[Website and app data records]
____

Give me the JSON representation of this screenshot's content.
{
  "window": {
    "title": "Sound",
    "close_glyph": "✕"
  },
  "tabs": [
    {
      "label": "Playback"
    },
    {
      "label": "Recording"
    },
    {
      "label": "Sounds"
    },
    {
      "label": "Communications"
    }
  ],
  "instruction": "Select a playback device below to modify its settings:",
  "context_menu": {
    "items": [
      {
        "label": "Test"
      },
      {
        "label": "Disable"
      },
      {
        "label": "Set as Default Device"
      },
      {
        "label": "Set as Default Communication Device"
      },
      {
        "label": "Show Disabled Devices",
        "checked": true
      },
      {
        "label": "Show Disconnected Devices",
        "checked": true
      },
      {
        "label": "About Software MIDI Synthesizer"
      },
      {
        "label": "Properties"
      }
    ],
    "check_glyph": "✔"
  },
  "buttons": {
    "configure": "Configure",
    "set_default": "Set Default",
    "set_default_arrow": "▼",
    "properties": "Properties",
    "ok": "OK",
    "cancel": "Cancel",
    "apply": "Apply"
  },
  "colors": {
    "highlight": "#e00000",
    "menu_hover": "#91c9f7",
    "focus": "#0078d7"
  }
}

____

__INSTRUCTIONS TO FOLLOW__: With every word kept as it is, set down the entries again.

__ANSWER AREA__:
Give me the JSON representation of this screenshot's content.
{
  "window": {
    "title": "Sound",
    "close_glyph": "✕"
  },
  "tabs": [
    {
      "label": "Playback"
    },
    {
      "label": "Recording"
    },
    {
      "label": "Sounds"
    },
    {
      "label": "Communications"
    }
  ],
  "instruction": "Select a playback device below to modify its settings:",
  "context_menu": {
    "items": [
      {
        "label": "Test"
      },
      {
        "label": "Disable"
      },
      {
        "label": "Set as Default Device"
      },
      {
        "label": "Set as Default Communication Device"
      },
      {
        "label": "Show Disabled Devices",
        "checked": true
      },
      {
        "label": "Show Disconnected Devices",
        "checked": true
      },
      {
        "label": "About Software MIDI Synthesizer"
      },
      {
        "label": "Properties"
      }
    ],
    "check_glyph": "✔"
  },
  "buttons": {
    "configure": "Configure",
    "set_default": "Set Default",
    "set_default_arrow": "▼",
    "properties": "Properties",
    "ok": "OK",
    "cancel": "Cancel",
    "apply": "Apply"
  },
  "colors": {
    "highlight": "#e00000",
    "menu_hover": "#91c9f7",
    "focus": "#0078d7"
  }
}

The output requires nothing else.